Saved data entries
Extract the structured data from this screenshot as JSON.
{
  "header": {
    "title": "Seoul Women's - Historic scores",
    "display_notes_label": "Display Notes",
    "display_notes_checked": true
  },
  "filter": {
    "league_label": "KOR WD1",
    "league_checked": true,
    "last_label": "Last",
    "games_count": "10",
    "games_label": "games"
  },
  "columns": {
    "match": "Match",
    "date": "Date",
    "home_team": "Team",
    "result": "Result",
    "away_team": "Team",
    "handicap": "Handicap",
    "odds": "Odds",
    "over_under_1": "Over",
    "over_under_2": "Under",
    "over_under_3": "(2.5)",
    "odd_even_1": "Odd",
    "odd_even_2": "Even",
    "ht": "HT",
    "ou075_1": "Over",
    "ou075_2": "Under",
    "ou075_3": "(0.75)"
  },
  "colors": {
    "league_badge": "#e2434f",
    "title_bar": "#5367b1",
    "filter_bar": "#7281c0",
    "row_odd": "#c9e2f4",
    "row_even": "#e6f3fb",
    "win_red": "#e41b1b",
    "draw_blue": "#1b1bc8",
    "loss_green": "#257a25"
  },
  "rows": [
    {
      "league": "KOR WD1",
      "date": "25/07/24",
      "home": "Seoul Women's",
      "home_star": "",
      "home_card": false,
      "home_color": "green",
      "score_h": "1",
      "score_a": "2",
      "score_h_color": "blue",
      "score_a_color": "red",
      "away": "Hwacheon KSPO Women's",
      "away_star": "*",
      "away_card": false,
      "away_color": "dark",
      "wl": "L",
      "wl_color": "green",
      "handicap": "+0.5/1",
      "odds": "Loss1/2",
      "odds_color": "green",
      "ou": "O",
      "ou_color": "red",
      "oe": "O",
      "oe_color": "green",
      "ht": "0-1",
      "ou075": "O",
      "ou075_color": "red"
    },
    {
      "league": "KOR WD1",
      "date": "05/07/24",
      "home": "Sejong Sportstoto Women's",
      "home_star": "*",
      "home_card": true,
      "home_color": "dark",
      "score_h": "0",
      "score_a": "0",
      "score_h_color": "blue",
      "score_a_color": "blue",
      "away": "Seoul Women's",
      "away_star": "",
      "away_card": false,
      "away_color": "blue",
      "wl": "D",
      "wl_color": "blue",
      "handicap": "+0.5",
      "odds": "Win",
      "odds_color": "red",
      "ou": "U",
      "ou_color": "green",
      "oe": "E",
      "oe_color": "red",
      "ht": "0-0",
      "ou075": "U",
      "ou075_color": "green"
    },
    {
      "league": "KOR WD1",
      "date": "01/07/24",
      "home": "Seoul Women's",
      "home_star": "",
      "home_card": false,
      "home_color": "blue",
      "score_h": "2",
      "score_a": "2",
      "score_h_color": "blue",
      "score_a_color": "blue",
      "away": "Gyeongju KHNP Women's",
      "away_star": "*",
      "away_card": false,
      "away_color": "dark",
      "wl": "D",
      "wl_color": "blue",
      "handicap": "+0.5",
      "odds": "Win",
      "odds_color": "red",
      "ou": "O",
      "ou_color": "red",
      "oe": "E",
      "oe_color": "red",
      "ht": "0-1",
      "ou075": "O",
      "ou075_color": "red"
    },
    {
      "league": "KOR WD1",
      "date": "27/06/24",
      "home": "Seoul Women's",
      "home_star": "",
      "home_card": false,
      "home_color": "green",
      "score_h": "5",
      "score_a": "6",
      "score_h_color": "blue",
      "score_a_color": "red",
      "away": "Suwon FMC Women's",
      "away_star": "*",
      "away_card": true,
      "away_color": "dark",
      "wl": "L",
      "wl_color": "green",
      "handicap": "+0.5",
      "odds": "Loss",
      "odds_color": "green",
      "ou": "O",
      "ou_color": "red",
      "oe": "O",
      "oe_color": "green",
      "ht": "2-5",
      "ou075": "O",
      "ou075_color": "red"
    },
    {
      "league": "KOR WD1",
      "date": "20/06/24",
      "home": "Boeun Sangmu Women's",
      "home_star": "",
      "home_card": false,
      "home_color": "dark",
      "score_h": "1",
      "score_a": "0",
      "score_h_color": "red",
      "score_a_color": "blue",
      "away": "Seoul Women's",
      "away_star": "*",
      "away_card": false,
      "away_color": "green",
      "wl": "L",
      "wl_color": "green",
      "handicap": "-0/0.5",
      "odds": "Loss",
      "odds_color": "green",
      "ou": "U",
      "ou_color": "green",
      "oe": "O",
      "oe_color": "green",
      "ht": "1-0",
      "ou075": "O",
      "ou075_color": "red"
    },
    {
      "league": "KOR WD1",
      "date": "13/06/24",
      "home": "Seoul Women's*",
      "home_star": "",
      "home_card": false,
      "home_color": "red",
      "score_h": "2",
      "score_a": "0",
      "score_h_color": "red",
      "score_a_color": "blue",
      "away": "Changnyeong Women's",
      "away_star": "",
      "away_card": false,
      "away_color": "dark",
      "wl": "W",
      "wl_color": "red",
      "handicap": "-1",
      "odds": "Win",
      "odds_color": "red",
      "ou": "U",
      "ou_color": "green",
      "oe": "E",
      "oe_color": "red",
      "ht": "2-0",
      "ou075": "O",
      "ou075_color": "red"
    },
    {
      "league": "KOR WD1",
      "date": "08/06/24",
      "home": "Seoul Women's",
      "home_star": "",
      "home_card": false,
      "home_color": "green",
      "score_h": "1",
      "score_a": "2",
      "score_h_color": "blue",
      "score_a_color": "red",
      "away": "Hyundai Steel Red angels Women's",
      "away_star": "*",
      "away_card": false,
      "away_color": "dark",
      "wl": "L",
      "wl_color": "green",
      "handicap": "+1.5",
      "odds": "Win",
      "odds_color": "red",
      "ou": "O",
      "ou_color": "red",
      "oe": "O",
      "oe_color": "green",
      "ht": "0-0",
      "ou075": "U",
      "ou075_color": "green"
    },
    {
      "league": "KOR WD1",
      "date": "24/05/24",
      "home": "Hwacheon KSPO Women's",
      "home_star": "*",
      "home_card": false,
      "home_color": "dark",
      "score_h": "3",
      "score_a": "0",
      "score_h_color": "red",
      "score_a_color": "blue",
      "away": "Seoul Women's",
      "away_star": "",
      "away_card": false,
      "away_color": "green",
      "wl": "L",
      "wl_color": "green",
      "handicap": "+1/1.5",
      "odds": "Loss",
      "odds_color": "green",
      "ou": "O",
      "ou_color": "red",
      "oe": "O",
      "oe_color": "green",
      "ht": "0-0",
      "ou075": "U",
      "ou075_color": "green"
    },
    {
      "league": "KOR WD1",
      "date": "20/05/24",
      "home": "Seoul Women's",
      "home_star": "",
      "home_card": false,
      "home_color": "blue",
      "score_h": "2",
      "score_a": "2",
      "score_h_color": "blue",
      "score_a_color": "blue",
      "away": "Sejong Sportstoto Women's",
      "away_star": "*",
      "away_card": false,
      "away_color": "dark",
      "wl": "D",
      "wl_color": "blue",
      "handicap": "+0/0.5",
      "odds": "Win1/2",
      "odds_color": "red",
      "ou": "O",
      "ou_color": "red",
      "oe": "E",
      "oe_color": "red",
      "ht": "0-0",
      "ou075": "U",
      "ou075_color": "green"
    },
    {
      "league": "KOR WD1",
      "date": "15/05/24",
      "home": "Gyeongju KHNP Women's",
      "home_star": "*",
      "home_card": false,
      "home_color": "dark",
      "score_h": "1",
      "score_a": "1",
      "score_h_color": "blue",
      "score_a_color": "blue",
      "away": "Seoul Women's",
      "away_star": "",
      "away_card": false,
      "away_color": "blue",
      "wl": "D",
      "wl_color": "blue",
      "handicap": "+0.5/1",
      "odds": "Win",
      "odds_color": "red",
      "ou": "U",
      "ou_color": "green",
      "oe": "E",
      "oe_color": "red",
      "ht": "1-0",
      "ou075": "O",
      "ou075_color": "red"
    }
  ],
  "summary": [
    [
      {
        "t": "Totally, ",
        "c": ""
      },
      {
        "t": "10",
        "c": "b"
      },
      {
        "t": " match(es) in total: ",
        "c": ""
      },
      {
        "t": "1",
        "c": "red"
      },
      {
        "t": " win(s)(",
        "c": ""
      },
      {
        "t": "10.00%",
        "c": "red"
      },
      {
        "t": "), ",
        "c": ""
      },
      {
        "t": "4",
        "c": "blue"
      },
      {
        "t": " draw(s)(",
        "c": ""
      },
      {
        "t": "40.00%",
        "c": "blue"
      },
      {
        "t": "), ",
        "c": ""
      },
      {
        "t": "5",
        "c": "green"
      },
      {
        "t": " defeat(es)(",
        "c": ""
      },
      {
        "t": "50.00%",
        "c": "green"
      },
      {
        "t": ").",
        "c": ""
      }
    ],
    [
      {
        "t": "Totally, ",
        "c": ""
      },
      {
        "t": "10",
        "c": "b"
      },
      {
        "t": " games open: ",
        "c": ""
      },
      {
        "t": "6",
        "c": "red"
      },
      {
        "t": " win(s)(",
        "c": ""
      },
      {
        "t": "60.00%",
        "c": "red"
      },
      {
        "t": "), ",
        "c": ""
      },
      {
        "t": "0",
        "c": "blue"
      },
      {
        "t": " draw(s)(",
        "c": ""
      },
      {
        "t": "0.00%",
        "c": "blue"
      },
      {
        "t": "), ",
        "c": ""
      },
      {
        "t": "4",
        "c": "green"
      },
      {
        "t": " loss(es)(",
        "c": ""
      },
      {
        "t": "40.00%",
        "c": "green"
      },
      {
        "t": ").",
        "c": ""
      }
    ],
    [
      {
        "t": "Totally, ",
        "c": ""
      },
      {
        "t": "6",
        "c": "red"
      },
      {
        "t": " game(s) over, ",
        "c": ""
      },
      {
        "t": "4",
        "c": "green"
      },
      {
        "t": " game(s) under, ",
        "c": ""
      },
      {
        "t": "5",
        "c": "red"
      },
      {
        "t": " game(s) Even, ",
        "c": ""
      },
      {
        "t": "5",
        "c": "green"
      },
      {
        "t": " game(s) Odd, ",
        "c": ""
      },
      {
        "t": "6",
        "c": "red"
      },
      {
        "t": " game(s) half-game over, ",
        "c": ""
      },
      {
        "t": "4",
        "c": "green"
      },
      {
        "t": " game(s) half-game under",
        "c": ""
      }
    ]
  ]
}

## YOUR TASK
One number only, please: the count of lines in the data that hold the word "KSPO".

## OUTPUT OF THE TASK
2